Springbok legend Joost van der Westhuizen, 46, who in 2011 was diagnosed with motor neuron disease (MND), continues to fight as “our Superman,” following his admittance to hospital at the weekend.
According to the Van der Westhuizen’s J9 Foundation, the former rugby scrumhalf and Springbok captain was taken to hospital on Saturday.
“The family and friends of Joost ask that you all pray for him. He was taken to hospital earlier today and is in a critical condition,” the foundation said on its Facebook page. We ask that you all please respect the family’s time at the moment. When we have updates, we will let you know. For now, we ask that we all bow our heads in prayer. The latest post yesterday was that Van der Westhuizen was in the intensive care unit, in a ‘critical but stable condition.’ He is responding well to his loved ones and putting up an incredible fight. He really is our Superman!” J9 wrote.
On January 30, the foundation addressed rumours on Van der Westhuizen’s condition, saying they caused him stress.
- The former scrumhalf played 89 Tests for the Springboks.
- He was instrumental in the Springbok squad that won the 1995 Rugby World Cup on home soil. ɳ
- He won two Currie Cup titles with the Blue Bulls, in 1998 and 2002.
- He won the Tri-Nations crown with the Boks in 1998.
- After retiring in 2003, he was inducted into the World Rugby Hall of Fame.
“There seems to be a lot of people out there who fabricate stories and share stuff without double-checking facts. They are adding to the problem. Please stop doing this. You cannot imagine the problems it causes for us and, more importantly, Joost and his family. The extra stress and admin, when it can be avoided, is selfish of those sharing these false stories.”

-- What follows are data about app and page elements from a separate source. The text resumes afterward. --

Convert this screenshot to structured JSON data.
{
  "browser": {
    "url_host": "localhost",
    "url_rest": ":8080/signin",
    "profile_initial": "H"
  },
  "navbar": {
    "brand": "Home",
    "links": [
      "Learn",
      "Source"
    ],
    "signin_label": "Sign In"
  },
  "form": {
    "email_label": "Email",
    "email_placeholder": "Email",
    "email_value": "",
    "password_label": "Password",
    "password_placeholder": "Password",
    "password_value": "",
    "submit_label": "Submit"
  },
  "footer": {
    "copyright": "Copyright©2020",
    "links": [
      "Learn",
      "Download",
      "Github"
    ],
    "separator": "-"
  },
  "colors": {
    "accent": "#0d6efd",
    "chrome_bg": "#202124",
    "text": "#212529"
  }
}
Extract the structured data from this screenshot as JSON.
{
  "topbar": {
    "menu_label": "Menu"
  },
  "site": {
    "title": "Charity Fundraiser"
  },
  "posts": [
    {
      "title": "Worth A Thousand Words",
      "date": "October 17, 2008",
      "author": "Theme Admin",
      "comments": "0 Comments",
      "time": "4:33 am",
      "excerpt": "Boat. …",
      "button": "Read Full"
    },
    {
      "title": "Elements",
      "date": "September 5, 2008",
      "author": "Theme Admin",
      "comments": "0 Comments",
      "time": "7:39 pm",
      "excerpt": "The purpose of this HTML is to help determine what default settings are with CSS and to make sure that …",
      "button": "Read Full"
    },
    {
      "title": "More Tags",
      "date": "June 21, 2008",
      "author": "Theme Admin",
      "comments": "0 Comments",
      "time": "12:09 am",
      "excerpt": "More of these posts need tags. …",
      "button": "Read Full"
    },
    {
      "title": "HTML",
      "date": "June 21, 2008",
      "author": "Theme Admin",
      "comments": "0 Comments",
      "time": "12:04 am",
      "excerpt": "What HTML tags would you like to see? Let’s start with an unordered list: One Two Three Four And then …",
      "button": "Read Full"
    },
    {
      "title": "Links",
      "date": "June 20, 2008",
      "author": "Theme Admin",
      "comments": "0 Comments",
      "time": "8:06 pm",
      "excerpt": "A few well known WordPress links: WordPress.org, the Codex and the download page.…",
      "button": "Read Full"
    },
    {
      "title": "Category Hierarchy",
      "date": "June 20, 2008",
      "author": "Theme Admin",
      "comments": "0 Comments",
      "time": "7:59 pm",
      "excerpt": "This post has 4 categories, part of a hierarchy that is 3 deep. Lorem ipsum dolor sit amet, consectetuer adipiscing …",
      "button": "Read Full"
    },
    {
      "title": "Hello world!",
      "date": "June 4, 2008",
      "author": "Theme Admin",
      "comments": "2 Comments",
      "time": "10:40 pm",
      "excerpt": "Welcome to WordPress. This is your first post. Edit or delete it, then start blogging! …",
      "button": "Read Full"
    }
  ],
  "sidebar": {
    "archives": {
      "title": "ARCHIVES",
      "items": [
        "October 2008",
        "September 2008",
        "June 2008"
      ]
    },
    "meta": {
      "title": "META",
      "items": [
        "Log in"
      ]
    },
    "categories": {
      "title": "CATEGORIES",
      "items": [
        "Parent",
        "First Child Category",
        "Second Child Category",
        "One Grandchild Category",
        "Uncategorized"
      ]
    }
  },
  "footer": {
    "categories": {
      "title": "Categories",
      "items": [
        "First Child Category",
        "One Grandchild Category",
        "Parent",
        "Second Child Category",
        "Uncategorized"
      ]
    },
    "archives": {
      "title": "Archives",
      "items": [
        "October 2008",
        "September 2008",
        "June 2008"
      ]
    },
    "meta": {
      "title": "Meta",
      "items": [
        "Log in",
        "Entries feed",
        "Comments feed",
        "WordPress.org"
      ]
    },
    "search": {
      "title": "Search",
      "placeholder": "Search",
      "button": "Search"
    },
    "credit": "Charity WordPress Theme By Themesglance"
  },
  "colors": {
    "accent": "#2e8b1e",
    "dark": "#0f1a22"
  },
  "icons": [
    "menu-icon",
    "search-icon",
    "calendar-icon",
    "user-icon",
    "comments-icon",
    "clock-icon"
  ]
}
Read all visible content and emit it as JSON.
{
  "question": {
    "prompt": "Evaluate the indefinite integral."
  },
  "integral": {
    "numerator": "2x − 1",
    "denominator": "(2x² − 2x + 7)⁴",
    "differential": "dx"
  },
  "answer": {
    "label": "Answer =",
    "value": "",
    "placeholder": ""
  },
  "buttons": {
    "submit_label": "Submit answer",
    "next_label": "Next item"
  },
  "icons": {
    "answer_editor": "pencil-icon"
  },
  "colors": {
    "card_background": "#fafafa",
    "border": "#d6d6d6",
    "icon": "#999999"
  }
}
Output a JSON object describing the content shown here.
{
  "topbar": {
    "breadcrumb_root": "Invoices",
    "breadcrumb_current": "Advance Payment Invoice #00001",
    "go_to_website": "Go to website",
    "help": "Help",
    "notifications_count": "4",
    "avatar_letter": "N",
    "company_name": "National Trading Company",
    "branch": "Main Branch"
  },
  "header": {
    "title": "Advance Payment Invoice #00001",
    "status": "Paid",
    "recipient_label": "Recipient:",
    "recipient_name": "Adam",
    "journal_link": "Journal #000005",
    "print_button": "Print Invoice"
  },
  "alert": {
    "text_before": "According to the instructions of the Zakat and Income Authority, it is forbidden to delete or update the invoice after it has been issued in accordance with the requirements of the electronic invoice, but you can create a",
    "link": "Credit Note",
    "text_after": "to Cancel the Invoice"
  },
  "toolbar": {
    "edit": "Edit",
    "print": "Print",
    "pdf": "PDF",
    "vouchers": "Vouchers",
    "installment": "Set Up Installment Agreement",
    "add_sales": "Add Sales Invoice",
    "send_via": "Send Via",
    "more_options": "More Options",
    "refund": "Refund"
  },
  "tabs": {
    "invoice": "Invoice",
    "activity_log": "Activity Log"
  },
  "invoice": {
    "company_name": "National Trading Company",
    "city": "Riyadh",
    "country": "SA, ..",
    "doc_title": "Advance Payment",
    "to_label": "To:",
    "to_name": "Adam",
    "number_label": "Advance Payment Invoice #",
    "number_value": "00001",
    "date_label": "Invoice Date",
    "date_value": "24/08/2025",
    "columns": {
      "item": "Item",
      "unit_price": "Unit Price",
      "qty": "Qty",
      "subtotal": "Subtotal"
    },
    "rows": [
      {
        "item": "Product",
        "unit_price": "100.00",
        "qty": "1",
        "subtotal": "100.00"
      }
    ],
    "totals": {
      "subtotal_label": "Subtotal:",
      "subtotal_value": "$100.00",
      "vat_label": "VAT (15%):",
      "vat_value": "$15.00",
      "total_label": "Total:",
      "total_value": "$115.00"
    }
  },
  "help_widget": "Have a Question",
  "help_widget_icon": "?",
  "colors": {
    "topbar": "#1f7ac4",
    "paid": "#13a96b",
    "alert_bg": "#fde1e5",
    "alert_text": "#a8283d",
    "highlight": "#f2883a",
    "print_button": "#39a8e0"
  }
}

Last month, the Gauteng health department said it had joined forces with Van der Westhuizen in opening a clinic at Chris Hani Baragwanath Hospital, specialising in care for MND patients. There were no updates on Van der Westhuizen’s condition at the time of going to print.